The hot housing market fueled by Covid-19 has featured tales of dozens of offers and waived inspections — but a new report reveals that was not the typical homebuying experience.
The typical buyer nationwide in 2021 made just two offers before one was accepted — and about 88% of buyers had an inspection done before they closed on their home, according to new research from Zillow. The new research comes after a year in which some homes got more than a hundred offers — and some sold for hundreds of thousands of dollars over asking price — as large pools of buyers lined up to compete over historically low inventory.
But that doesn’t mean buying a home wasn’t harder in 2021. Before 2021, homebuyers just had to submit a median of one offer. The share of first-time homebuyers also dropped to 37% in 2021, down from 43% in 2020.
“Our 2021 survey of buyers found buying a home got more challenging in the past year, but many buyers were ultimately successful in landing a home without taking unnecessary risks,” said Manny Garcia, a Zillow population scientist, in a press release announcing the research. “Most buyers continue to get inspections, and sellers appear to prioritize higher offers over waived inspections. Most buyers are ultimately achieving homeownership by doing their research, making trade-offs and considering a diverse array of options.”
Despite the proliferation of virtual tours during the pandemic, nearly all buyers still took a private tour of a home before putting in an offer, according to Zillow. A typical buyer went on three private tours before making an offer, while just 5% of buyers skipped a private tour entirely.
“So many buyers are hearing horror stories from friends and family about the housing market, so it’s important to educate buyers about the local market so they can make the best decision for their family,” said Tom Toole, team lead at Tom Toole Sales Group at RE/MAX Main Line, in a press release. “Buyers still strongly prefer in-person tours, but virtual tours help people see a home if circumstances don’t allow and have helped a number of buyers get a speed advantage in the market. Virtual tools are a great addition to help buyers decide what houses they want to go see in-person.”

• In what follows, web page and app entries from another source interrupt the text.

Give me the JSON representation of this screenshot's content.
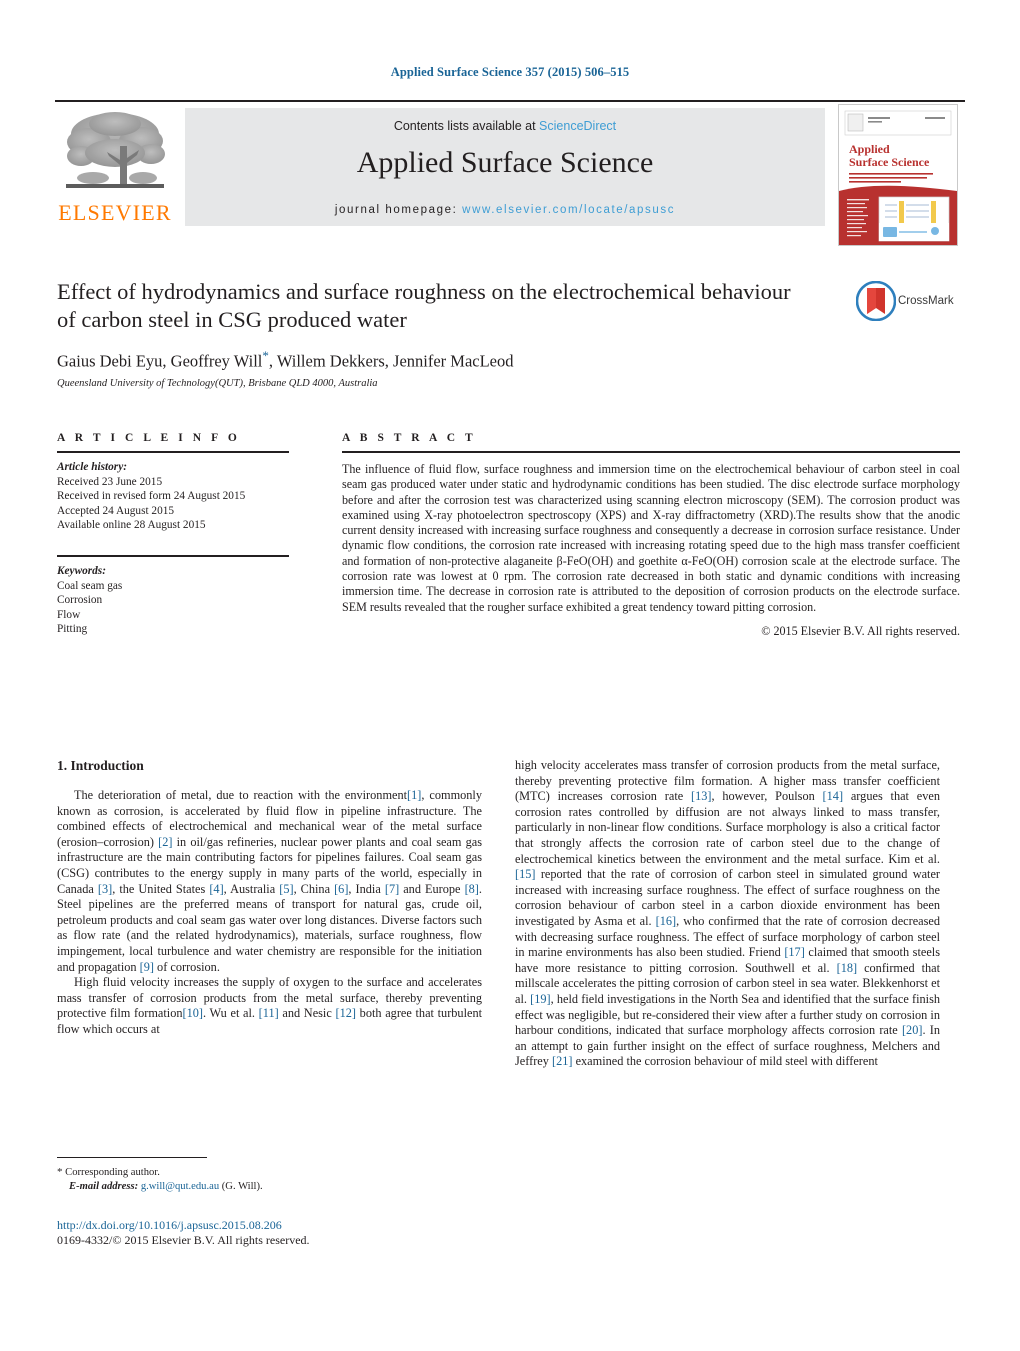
{
  "running_head": "Applied Surface Science 357 (2015) 506–515",
  "masthead": {
    "contents_prefix": "Contents lists available at ",
    "contents_link": "ScienceDirect",
    "journal_name": "Applied Surface Science",
    "homepage_prefix": "journal homepage: ",
    "homepage_url": "www.elsevier.com/locate/apsusc",
    "publisher_wordmark": "ELSEVIER",
    "cover": {
      "journal_title_line1": "Applied",
      "journal_title_line2": "Surface Science"
    }
  },
  "title_block": {
    "title": "Effect of hydrodynamics and surface roughness on the electrochemical behaviour of carbon steel in CSG produced water",
    "authors_pre": "Gaius Debi Eyu, Geoffrey Will",
    "corresponding_marker": "*",
    "authors_post": ", Willem Dekkers, Jennifer MacLeod",
    "affiliation": "Queensland University of Technology(QUT), Brisbane QLD 4000, Australia",
    "crossmark_label": "CrossMark"
  },
  "article_info": {
    "heading": "A R T I C L E    I N F O",
    "history_label": "Article history:",
    "history": [
      "Received 23 June 2015",
      "Received in revised form 24 August 2015",
      "Accepted 24 August 2015",
      "Available online 28 August 2015"
    ],
    "keywords_label": "Keywords:",
    "keywords": [
      "Coal seam gas",
      "Corrosion",
      "Flow",
      "Pitting"
    ]
  },
  "abstract": {
    "heading": "A B S T R A C T",
    "text": "The influence of fluid flow, surface roughness and immersion time on the electrochemical behaviour of carbon steel in coal seam gas produced water under static and hydrodynamic conditions has been studied. The disc electrode surface morphology before and after the corrosion test was characterized using scanning electron microscopy (SEM). The corrosion product was examined using X-ray photoelectron spectroscopy (XPS) and X-ray diffractometry (XRD).The results show that the anodic current density increased with increasing surface roughness and consequently a decrease in corrosion surface resistance. Under dynamic flow conditions, the corrosion rate increased with increasing rotating speed due to the high mass transfer coefficient and formation of non-protective alaganeite β-FeO(OH) and goethite α-FeO(OH) corrosion scale at the electrode surface. The corrosion rate was lowest at 0 rpm. The corrosion rate decreased in both static and dynamic conditions with increasing immersion time. The decrease in corrosion rate is attributed to the deposition of corrosion products on the electrode surface. SEM results revealed that the rougher surface exhibited a great tendency toward pitting corrosion.",
    "copyright": "© 2015 Elsevier B.V. All rights reserved."
  },
  "introduction": {
    "section_title": "1.  Introduction",
    "left_paragraphs": [
      {
        "parts": [
          {
            "t": "The deterioration of metal, due to reaction with the environment"
          },
          {
            "t": "[1]",
            "ref": true
          },
          {
            "t": ", commonly known as corrosion, is accelerated by fluid flow in pipeline infrastructure. The combined effects of electrochemical and mechanical wear of the metal surface (erosion–corrosion) "
          },
          {
            "t": "[2]",
            "ref": true
          },
          {
            "t": " in oil/gas refineries, nuclear power plants and coal seam gas infrastructure are the main contributing factors for pipelines failures. Coal seam gas (CSG) contributes to the energy supply in many parts of the world, especially in Canada "
          },
          {
            "t": "[3]",
            "ref": true
          },
          {
            "t": ", the United States "
          },
          {
            "t": "[4]",
            "ref": true
          },
          {
            "t": ", Australia "
          },
          {
            "t": "[5]",
            "ref": true
          },
          {
            "t": ", China "
          },
          {
            "t": "[6]",
            "ref": true
          },
          {
            "t": ", India "
          },
          {
            "t": "[7]",
            "ref": true
          },
          {
            "t": " and Europe "
          },
          {
            "t": "[8]",
            "ref": true
          },
          {
            "t": ". Steel pipelines are the preferred means of transport for natural gas, crude oil, petroleum products and coal seam gas water over long distances. Diverse factors such as flow rate (and the related hydrodynamics), materials, surface roughness, flow impingement, local turbulence and water chemistry are responsible for the initiation and propagation "
          },
          {
            "t": "[9]",
            "ref": true
          },
          {
            "t": " of corrosion."
          }
        ]
      },
      {
        "parts": [
          {
            "t": "High fluid velocity increases the supply of oxygen to the surface and accelerates mass transfer of corrosion products from the metal surface, thereby preventing protective film formation"
          },
          {
            "t": "[10]",
            "ref": true
          },
          {
            "t": ". Wu et al. "
          },
          {
            "t": "[11]",
            "ref": true
          },
          {
            "t": " and Nesic "
          },
          {
            "t": "[12]",
            "ref": true
          },
          {
            "t": " both agree that turbulent flow which occurs at"
          }
        ]
      }
    ],
    "right_paragraphs": [
      {
        "parts": [
          {
            "t": "high velocity accelerates mass transfer of corrosion products from the metal surface, thereby preventing protective film formation. A higher mass transfer coefficient (MTC) increases corrosion rate "
          },
          {
            "t": "[13]",
            "ref": true
          },
          {
            "t": ", however, Poulson "
          },
          {
            "t": "[14]",
            "ref": true
          },
          {
            "t": " argues that even corrosion rates controlled by diffusion are not always linked to mass transfer, particularly in non-linear flow conditions. Surface morphology is also a critical factor that strongly affects the corrosion rate of carbon steel due to the change of electrochemical kinetics between the environment and the metal surface. Kim et al. "
          },
          {
            "t": "[15]",
            "ref": true
          },
          {
            "t": " reported that the rate of corrosion of carbon steel in simulated ground water increased with increasing surface roughness. The effect of surface roughness on the corrosion behaviour of carbon steel in a carbon dioxide environment has been investigated by Asma et al. "
          },
          {
            "t": "[16]",
            "ref": true
          },
          {
            "t": ", who confirmed that the rate of corrosion decreased with decreasing surface roughness. The effect of surface morphology of carbon steel in marine environments has also been studied. Friend "
          },
          {
            "t": "[17]",
            "ref": true
          },
          {
            "t": " claimed that smooth steels have more resistance to pitting corrosion. Southwell et al. "
          },
          {
            "t": "[18]",
            "ref": true
          },
          {
            "t": " confirmed that millscale accelerates the pitting corrosion of carbon steel in sea water. Blekkenhorst et al. "
          },
          {
            "t": "[19]",
            "ref": true
          },
          {
            "t": ", held field investigations in the North Sea and identified that the surface finish effect was negligible, but re-considered their view after a further study on corrosion in harbour conditions, indicated that surface morphology affects corrosion rate "
          },
          {
            "t": "[20]",
            "ref": true
          },
          {
            "t": ". In an attempt to gain further insight on the effect of surface roughness, Melchers and Jeffrey "
          },
          {
            "t": "[21]",
            "ref": true
          },
          {
            "t": " examined the corrosion behaviour of mild steel with different"
          }
        ]
      }
    ]
  },
  "footer": {
    "corresponding_marker": "*",
    "corresponding_label": "Corresponding author.",
    "email_label": "E-mail address:",
    "email": "g.will@qut.edu.au",
    "email_suffix": "(G. Will).",
    "doi_url": "http://dx.doi.org/10.1016/j.apsusc.2015.08.206",
    "issn_line": "0169-4332/© 2015 Elsevier B.V. All rights reserved."
  }
}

That means that despite the strong desire for in-person tours, 68% of buyers also agreed that virtual tours helped them get a better feel for homes than just photos. About 61% said they wished more listings had 3D tours, and 61% said they wanted to schedule in-person tools online.
The research also found that:

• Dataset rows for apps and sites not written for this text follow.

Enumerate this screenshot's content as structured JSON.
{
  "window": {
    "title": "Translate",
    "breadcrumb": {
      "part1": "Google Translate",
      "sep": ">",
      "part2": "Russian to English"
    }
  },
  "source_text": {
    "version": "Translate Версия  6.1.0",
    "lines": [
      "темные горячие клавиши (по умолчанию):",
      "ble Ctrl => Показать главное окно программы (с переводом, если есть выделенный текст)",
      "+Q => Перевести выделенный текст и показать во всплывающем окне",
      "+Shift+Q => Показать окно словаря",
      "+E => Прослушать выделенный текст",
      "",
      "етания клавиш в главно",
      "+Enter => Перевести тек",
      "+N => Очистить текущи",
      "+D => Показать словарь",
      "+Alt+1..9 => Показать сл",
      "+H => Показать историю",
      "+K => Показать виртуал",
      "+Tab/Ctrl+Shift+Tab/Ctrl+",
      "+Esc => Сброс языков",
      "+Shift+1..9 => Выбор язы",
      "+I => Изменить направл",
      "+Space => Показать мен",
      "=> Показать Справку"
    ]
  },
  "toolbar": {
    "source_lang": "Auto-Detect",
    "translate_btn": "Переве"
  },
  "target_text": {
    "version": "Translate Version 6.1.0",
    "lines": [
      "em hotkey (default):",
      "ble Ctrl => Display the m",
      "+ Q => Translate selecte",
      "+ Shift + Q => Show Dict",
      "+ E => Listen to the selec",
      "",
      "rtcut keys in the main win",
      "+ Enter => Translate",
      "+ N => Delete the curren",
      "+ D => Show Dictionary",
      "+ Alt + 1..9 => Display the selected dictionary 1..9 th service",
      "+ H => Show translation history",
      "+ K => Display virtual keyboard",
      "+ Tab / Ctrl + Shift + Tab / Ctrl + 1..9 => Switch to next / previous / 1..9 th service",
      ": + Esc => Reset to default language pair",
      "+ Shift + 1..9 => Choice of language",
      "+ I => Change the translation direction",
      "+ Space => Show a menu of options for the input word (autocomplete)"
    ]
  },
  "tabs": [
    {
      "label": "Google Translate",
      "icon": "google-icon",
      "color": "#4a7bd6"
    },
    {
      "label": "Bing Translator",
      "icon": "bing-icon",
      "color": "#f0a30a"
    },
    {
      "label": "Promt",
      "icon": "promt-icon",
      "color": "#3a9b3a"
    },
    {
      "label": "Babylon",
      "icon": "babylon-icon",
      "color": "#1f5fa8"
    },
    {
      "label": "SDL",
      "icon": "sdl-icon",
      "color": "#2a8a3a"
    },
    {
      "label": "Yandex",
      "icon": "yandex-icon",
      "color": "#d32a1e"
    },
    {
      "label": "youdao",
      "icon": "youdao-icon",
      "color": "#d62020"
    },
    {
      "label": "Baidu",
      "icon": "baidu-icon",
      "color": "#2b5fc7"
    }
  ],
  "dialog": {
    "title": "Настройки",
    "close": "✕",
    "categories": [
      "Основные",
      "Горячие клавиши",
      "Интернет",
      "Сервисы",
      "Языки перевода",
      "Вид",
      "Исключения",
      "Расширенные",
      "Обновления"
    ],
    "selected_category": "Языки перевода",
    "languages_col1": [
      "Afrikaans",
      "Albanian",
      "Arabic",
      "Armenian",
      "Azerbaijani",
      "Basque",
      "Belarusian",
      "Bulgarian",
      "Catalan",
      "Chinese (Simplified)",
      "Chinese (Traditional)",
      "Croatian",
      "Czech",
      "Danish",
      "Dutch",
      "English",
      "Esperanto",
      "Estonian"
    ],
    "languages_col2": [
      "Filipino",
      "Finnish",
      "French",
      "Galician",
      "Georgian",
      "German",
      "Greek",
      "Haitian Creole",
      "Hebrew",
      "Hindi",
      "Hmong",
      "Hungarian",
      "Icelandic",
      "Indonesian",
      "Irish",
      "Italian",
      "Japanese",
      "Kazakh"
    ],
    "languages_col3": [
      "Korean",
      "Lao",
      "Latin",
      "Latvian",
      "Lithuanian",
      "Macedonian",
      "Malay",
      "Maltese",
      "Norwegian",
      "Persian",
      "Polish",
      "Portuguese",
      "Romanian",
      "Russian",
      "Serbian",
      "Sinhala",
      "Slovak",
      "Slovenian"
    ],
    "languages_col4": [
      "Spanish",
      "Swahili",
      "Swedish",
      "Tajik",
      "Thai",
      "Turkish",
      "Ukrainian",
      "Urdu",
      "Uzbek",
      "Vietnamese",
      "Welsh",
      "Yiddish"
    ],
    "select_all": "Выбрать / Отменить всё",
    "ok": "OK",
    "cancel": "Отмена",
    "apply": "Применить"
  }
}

- 72% of buyers said that a life event influenced their decision to move. The most common life event was a change in household or family size, with 42%, followed by working remotely more often, at 30%.
- About 60% of homebuyers said low mortgage interest rates influenced their decision to buy. About 50% of buyers said having enough saved up for a down payment influenced them as well.
- About 84% of buyers said a home within their initial budget was very or extremely important, tied with air conditioning and followed closely by having their preferred number of bedrooms.
The fresh look at the housing market comes as more signs point to it cooling — slightly. Fewer homes are selling for more than their initial list price, with 46.1% of homes sold for more than their initial list price in August 2021, down from 47.2% in July.]
That doesn’t mean housing prices are going to come down in the near future. In many parts of the country, the housing market continues to remain red hot, but some national indicators are showing early signs of balancing, according to Redfin Economist Taylor Marr.
There are other signs the market might be turning, with new home listings surpassing prepandemic levels earlier in July, according to reporting by Ashley Fahey, real estate editor at The Business Journals.